What you need to do>
Please state how many lines in the records that follow include "IPSec", with no other output.

——————————

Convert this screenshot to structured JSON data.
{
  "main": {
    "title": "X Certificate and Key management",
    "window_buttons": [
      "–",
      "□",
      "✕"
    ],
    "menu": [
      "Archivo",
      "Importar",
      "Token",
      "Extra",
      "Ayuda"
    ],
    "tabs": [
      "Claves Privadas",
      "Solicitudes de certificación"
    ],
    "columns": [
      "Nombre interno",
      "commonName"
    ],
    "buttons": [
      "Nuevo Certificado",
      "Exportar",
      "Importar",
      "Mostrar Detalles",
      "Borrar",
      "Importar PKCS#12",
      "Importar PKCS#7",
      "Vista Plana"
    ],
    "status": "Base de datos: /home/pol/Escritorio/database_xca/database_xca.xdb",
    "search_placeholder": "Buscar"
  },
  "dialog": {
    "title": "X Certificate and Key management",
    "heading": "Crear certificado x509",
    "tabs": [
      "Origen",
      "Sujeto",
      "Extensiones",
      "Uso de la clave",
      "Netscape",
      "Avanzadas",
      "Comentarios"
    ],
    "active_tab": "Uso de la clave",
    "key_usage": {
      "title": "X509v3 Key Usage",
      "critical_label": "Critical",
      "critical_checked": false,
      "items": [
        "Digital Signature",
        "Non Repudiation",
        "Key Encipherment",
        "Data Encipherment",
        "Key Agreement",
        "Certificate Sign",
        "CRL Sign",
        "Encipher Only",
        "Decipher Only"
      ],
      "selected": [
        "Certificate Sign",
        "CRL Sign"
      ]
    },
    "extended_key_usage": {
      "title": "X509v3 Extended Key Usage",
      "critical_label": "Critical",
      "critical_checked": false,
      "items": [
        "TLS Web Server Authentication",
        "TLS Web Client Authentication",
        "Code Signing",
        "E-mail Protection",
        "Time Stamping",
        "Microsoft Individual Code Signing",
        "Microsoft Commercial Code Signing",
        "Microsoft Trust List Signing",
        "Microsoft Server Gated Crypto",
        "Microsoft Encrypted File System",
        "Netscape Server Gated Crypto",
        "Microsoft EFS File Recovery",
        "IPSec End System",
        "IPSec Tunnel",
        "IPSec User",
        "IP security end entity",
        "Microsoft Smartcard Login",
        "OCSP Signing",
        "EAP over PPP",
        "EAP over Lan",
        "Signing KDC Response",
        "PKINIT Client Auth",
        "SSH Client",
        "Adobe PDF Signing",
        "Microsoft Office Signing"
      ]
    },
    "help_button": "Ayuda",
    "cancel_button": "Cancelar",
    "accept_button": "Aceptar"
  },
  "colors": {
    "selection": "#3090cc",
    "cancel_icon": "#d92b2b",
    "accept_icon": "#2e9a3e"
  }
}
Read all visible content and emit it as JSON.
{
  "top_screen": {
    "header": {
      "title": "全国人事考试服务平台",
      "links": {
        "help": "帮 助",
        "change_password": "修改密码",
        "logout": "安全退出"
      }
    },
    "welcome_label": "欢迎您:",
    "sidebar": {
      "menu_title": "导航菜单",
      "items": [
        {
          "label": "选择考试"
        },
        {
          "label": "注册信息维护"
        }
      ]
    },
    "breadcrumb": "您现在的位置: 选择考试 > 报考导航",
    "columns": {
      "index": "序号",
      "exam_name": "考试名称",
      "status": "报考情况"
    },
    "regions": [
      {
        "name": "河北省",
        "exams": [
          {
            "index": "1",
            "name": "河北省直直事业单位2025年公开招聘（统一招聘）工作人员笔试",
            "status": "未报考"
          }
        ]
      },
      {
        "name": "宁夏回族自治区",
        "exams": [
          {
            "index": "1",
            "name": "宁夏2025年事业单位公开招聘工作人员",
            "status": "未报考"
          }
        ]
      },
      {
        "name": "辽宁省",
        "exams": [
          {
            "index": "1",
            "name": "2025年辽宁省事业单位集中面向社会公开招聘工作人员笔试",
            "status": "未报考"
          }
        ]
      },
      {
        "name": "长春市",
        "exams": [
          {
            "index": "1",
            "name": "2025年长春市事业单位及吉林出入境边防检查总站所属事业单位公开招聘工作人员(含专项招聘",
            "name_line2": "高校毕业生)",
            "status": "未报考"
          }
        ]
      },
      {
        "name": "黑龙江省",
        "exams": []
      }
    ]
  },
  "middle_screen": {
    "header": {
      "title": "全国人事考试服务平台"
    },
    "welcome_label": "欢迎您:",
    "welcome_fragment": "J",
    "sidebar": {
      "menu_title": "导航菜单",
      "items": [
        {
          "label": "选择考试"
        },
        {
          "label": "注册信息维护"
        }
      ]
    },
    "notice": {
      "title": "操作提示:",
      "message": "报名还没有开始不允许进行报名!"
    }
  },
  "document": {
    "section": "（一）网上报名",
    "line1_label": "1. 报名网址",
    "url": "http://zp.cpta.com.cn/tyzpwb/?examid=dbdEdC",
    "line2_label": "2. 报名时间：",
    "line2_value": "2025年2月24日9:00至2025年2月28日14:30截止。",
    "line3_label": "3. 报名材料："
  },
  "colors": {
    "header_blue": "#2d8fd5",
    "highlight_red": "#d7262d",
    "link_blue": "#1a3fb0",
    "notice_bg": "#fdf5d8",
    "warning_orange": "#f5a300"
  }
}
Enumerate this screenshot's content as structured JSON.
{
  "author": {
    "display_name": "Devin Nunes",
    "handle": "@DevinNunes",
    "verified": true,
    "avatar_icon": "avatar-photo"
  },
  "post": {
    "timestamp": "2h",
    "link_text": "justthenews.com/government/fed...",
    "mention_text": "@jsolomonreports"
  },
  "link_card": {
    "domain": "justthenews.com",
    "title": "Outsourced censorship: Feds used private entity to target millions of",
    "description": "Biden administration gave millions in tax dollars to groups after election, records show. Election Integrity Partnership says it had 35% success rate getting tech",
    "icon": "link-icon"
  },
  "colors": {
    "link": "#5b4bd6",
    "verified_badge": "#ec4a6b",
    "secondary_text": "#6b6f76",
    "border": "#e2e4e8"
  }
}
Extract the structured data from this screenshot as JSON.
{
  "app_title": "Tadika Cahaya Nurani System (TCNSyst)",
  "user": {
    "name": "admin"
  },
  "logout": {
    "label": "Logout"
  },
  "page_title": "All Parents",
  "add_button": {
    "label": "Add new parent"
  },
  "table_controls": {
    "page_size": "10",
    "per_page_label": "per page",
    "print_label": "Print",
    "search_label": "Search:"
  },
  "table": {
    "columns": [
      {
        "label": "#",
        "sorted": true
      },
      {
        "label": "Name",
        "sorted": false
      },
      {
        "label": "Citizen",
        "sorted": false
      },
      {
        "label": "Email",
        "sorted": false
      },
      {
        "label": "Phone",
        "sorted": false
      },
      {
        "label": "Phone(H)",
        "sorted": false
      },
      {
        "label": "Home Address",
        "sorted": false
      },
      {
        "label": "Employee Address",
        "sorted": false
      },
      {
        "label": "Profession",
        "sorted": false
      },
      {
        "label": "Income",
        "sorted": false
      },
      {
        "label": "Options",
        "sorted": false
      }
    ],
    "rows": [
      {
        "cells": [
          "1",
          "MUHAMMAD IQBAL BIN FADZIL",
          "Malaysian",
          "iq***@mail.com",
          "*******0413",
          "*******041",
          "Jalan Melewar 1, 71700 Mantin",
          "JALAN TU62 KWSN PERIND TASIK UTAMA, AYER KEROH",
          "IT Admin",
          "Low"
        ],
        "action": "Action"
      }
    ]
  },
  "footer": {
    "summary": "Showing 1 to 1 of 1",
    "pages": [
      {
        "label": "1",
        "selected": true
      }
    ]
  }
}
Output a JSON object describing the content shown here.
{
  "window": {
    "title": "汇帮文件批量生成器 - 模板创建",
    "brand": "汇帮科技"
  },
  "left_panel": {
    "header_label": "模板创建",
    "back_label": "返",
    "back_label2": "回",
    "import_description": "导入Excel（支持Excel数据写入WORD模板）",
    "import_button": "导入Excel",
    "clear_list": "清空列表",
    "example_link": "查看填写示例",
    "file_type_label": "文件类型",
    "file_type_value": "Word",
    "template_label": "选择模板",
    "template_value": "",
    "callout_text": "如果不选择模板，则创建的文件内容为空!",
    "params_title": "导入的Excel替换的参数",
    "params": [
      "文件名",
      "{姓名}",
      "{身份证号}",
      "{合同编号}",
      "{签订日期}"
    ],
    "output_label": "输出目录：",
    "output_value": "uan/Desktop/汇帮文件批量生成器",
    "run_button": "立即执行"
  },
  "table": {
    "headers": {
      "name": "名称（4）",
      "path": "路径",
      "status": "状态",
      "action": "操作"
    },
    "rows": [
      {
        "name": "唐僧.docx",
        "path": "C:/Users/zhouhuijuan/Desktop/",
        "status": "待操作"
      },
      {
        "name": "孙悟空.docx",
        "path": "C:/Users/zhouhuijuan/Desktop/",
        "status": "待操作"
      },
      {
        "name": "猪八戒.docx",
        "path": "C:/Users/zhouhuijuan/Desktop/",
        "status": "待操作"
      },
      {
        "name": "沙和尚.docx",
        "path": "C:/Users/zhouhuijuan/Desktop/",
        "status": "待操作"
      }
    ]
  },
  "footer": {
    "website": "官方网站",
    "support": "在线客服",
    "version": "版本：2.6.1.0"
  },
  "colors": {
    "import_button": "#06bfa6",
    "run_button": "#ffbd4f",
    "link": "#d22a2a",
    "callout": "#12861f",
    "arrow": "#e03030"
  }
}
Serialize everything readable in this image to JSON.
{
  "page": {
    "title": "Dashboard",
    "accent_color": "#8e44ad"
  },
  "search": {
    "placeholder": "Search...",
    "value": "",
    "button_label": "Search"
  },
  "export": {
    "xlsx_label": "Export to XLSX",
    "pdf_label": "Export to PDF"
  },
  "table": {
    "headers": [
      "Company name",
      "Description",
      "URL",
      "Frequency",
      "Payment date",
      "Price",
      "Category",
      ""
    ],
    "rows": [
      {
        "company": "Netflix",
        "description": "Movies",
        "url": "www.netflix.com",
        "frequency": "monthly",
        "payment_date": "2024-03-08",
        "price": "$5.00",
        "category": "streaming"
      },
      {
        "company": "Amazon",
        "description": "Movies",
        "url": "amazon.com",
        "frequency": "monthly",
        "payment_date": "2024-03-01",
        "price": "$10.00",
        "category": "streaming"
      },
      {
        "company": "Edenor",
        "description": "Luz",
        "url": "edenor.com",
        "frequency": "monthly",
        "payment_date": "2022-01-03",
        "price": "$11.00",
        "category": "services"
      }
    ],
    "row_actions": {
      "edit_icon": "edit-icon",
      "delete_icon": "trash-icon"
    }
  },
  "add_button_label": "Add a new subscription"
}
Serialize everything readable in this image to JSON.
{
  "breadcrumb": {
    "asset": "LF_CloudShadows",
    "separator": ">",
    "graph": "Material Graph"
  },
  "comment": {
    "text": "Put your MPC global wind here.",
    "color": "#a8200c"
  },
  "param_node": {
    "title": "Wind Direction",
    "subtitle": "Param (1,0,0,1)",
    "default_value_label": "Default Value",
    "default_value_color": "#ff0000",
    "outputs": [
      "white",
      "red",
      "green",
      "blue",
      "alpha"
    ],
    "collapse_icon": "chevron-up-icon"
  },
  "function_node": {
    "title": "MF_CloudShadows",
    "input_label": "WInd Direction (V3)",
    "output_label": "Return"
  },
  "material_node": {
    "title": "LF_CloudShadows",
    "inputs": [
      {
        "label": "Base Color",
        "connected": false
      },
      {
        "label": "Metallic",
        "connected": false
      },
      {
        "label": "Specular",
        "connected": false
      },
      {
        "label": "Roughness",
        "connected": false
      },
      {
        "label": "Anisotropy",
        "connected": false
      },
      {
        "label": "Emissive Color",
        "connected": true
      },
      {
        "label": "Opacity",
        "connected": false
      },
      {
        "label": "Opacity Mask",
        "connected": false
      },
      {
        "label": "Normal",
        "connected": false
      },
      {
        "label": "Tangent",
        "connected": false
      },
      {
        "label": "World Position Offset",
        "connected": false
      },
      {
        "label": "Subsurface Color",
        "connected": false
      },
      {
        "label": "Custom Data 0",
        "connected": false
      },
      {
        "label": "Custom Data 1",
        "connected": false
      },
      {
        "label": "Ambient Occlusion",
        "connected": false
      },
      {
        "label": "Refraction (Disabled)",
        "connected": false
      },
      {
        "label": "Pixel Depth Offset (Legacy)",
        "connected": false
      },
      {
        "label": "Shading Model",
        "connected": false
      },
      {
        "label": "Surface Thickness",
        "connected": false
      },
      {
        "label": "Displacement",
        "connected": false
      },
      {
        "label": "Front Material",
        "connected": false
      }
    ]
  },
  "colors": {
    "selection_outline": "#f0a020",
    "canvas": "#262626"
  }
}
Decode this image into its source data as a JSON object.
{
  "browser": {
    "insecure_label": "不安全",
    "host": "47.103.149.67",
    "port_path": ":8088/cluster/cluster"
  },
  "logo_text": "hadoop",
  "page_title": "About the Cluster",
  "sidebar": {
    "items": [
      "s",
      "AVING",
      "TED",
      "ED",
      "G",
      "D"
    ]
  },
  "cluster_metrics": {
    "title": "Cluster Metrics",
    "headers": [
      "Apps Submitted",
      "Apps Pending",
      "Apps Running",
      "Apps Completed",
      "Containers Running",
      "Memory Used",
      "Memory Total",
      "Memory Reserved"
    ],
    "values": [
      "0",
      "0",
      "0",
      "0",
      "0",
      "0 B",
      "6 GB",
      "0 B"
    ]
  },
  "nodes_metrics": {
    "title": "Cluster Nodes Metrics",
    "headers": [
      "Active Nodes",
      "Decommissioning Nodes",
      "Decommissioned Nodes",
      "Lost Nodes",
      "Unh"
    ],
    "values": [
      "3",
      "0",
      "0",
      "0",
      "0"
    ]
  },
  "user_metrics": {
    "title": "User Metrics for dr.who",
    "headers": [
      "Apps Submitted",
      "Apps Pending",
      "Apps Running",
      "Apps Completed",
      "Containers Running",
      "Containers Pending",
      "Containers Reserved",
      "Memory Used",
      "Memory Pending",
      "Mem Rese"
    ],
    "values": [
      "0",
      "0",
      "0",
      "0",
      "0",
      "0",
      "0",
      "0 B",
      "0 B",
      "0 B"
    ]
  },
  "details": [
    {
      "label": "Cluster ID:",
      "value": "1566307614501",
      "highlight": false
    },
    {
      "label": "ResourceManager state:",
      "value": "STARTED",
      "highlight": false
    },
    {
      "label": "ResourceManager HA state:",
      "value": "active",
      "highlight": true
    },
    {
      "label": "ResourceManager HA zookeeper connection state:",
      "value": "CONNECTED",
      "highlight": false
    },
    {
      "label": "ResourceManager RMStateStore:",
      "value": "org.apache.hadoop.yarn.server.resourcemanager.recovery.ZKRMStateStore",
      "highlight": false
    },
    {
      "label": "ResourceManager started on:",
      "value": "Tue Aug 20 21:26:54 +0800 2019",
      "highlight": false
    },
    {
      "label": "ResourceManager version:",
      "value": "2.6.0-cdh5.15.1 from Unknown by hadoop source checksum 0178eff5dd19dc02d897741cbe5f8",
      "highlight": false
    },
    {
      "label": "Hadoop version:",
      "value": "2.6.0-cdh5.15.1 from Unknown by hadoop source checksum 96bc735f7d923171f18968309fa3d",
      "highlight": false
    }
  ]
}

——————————

Result of the exercise>
3